■ Dataset items ■
* * * *

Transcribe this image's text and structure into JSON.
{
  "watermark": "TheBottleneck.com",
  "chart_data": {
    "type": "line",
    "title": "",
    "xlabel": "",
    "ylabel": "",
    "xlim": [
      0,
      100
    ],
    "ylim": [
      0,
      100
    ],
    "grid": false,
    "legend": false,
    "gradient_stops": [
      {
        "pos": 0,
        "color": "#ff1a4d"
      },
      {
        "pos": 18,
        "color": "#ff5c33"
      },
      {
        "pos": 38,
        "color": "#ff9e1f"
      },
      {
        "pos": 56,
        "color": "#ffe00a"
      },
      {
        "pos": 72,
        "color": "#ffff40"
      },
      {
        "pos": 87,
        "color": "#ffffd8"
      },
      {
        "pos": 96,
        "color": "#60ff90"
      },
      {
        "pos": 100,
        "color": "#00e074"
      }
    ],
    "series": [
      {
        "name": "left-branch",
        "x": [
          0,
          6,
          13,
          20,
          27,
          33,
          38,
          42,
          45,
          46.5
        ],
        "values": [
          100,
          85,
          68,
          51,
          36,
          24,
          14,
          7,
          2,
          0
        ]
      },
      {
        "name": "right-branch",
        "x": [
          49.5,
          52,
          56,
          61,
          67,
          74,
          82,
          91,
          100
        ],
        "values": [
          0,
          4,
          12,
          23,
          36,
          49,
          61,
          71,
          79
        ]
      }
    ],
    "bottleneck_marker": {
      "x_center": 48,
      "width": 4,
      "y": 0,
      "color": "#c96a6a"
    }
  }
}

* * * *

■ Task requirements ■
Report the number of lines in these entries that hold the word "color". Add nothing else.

■ Written solution ■
9